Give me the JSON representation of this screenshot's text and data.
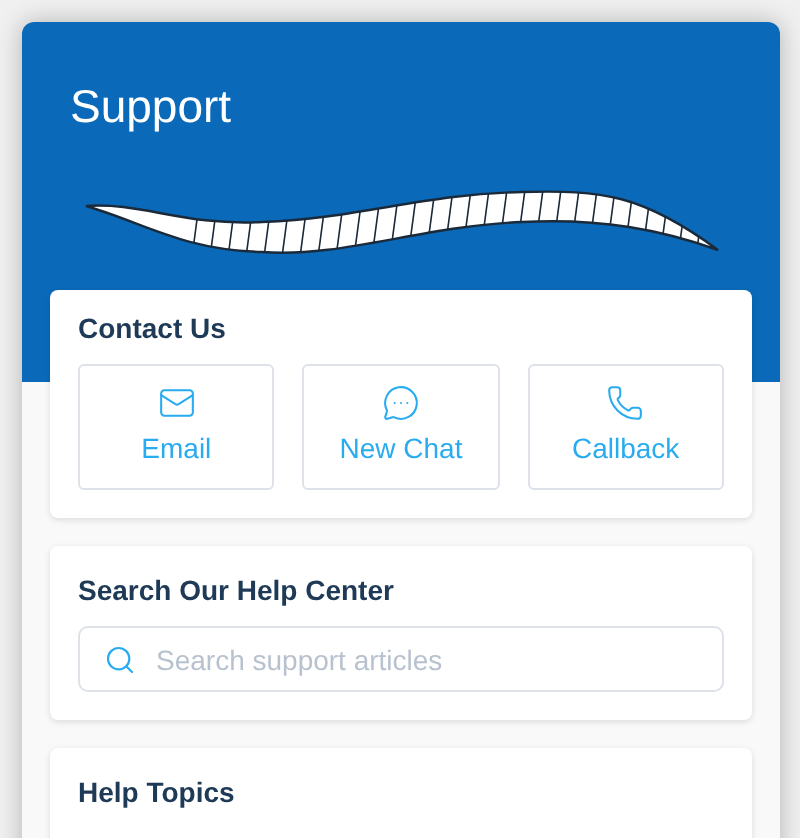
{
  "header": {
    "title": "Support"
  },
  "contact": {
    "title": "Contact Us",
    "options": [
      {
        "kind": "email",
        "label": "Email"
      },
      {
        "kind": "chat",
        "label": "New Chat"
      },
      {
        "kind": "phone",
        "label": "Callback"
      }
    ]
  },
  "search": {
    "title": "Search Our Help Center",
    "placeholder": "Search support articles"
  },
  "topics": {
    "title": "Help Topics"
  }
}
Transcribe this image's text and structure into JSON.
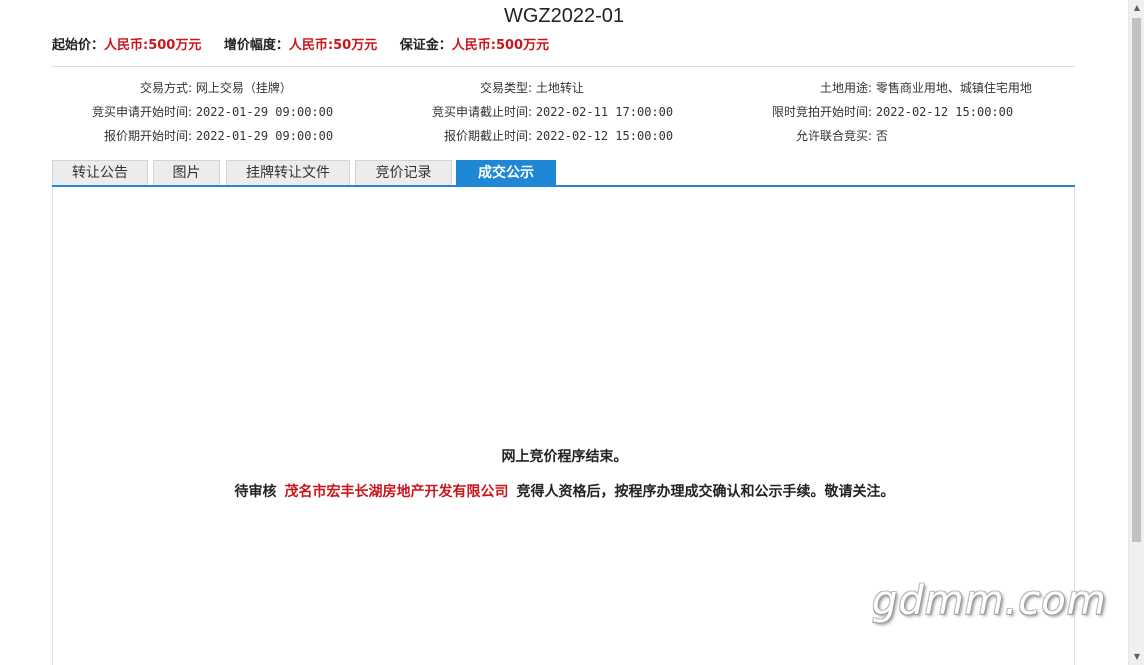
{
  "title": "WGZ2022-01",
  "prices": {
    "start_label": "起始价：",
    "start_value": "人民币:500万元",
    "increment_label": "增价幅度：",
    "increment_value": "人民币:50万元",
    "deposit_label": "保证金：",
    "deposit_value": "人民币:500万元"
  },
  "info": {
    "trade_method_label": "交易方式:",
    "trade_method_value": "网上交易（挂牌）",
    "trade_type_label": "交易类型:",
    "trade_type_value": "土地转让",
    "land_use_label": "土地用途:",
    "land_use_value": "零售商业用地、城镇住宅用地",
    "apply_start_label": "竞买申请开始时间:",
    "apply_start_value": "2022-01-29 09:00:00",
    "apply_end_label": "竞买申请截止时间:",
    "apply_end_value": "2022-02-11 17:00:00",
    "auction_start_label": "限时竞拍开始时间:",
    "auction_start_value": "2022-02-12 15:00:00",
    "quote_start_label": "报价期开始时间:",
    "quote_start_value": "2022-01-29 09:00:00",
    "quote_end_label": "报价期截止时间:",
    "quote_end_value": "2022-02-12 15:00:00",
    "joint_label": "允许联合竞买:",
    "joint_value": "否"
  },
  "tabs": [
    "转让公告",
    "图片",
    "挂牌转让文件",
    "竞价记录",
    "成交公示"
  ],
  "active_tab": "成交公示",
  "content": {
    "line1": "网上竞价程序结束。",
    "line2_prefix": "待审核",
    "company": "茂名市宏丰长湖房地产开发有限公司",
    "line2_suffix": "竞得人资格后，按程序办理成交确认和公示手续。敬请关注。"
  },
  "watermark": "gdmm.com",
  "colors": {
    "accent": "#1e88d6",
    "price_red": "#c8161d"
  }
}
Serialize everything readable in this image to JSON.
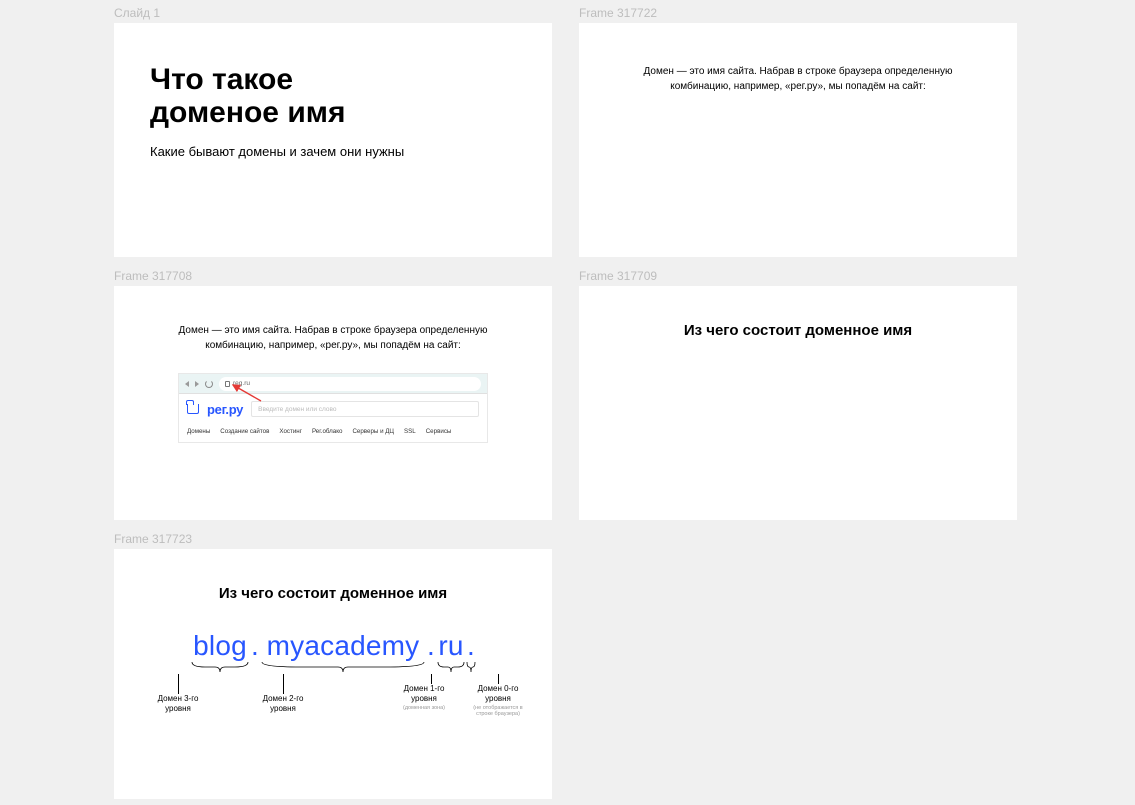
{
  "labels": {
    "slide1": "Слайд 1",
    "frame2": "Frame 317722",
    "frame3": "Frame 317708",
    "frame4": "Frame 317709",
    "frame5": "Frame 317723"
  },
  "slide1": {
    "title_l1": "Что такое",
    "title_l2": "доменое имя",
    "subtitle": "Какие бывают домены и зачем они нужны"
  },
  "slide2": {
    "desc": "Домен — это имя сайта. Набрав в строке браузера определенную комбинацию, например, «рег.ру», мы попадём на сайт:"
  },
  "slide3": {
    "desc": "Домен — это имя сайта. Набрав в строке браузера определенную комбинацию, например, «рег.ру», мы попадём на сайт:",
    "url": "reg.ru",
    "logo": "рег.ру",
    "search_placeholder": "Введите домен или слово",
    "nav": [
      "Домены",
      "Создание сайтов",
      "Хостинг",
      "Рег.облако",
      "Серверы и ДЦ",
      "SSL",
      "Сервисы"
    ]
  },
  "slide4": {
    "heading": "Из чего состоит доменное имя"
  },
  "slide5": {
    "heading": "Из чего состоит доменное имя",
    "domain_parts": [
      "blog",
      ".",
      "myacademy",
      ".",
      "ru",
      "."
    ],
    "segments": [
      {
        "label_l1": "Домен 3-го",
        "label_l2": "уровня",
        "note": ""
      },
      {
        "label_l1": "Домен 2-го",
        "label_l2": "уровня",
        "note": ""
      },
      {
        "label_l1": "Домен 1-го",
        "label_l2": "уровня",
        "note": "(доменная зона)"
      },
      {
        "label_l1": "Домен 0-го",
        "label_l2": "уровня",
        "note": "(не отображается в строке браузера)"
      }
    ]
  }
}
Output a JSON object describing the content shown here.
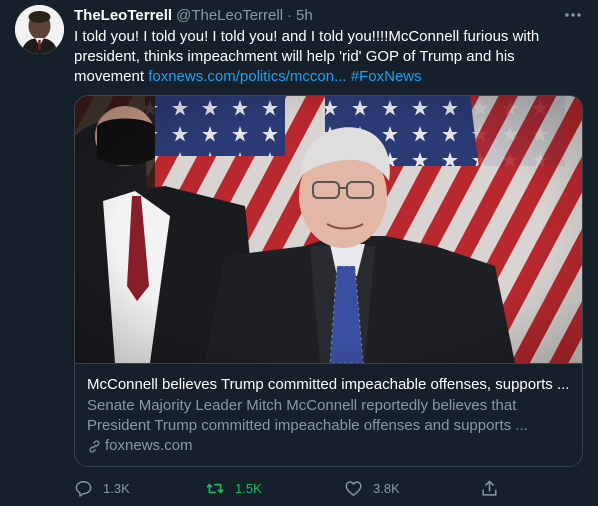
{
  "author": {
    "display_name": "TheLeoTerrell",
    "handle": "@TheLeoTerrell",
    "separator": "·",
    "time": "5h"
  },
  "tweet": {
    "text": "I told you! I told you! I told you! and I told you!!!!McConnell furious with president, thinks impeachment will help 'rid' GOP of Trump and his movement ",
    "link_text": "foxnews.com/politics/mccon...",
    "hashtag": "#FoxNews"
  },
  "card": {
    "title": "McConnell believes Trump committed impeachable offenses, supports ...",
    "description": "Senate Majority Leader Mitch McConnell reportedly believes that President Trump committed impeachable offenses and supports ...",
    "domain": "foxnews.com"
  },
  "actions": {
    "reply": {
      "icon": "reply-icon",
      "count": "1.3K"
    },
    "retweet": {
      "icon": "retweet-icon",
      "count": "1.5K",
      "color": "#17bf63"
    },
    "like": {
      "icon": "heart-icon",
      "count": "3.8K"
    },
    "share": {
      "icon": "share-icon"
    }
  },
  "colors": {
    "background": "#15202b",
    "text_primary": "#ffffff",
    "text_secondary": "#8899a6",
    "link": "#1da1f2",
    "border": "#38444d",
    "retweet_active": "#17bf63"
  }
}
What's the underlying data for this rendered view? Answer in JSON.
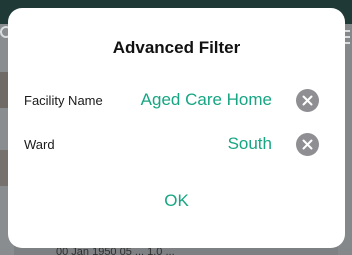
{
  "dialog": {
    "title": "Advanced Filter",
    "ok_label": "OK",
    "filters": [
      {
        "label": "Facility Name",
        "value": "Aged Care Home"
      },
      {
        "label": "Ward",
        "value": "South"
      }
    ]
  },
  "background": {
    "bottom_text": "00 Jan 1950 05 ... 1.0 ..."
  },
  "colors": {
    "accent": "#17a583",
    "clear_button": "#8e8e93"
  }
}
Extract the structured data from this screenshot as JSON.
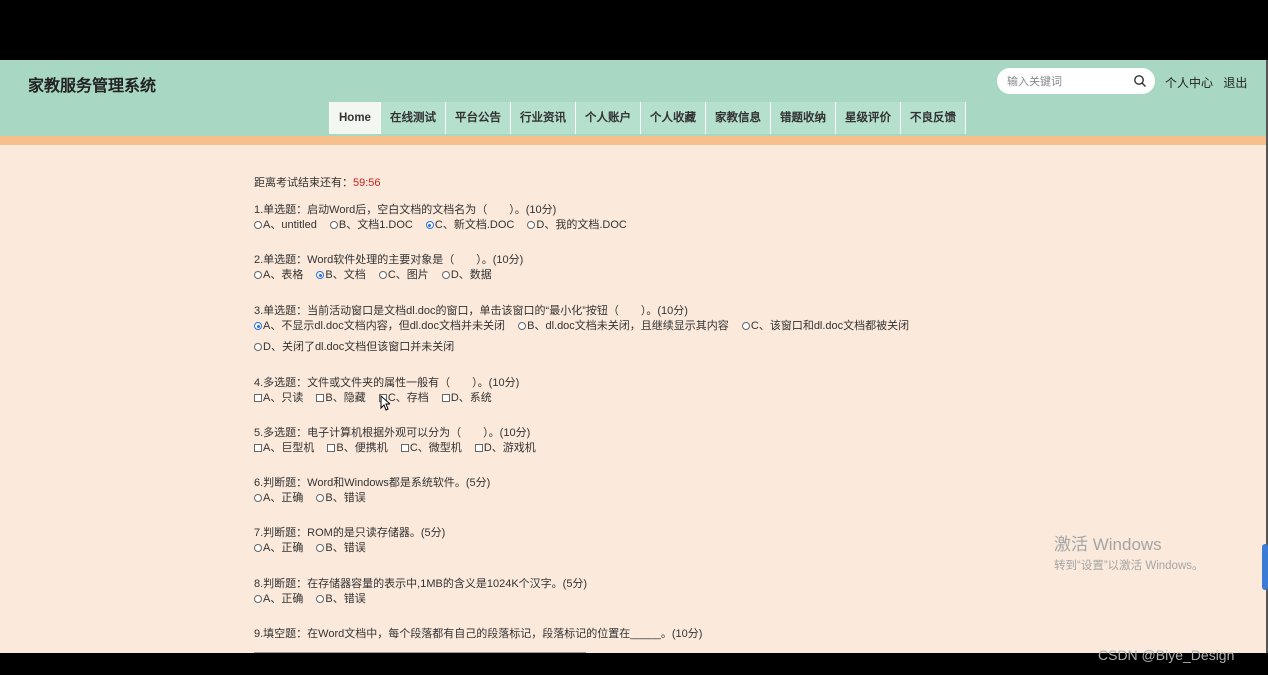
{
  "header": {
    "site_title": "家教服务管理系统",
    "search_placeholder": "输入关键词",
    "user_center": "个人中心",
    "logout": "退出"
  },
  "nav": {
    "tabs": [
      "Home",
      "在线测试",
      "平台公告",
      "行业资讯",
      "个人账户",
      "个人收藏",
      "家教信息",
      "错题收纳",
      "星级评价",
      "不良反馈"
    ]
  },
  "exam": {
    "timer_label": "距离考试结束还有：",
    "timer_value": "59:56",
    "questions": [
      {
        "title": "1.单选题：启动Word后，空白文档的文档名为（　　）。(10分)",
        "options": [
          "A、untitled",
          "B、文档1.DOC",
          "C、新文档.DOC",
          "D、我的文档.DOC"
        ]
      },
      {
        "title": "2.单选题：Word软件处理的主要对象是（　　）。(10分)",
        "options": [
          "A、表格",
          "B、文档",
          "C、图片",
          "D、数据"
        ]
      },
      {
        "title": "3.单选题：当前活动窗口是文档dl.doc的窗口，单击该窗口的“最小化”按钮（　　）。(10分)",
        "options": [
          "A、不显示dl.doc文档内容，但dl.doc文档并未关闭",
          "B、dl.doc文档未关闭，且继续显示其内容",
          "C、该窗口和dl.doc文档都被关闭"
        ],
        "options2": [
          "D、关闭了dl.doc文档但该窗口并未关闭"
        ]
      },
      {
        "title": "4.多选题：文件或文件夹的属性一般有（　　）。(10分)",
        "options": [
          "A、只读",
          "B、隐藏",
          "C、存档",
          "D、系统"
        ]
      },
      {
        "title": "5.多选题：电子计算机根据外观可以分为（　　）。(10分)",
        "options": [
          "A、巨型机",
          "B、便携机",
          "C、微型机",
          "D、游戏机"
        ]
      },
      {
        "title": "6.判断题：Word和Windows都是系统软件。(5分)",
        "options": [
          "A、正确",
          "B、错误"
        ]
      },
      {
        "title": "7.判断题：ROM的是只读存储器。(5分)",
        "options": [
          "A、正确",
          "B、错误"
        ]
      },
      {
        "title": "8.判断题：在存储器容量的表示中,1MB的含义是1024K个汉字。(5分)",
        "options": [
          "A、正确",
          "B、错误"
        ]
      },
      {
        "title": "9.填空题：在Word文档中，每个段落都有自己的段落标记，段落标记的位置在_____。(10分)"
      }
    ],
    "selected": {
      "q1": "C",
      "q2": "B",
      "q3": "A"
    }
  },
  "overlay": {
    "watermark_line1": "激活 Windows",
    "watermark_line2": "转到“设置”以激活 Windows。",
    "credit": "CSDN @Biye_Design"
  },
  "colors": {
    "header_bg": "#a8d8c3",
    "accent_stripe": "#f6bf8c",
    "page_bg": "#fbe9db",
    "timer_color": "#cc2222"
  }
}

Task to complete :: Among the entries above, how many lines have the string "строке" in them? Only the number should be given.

Written reply :: 3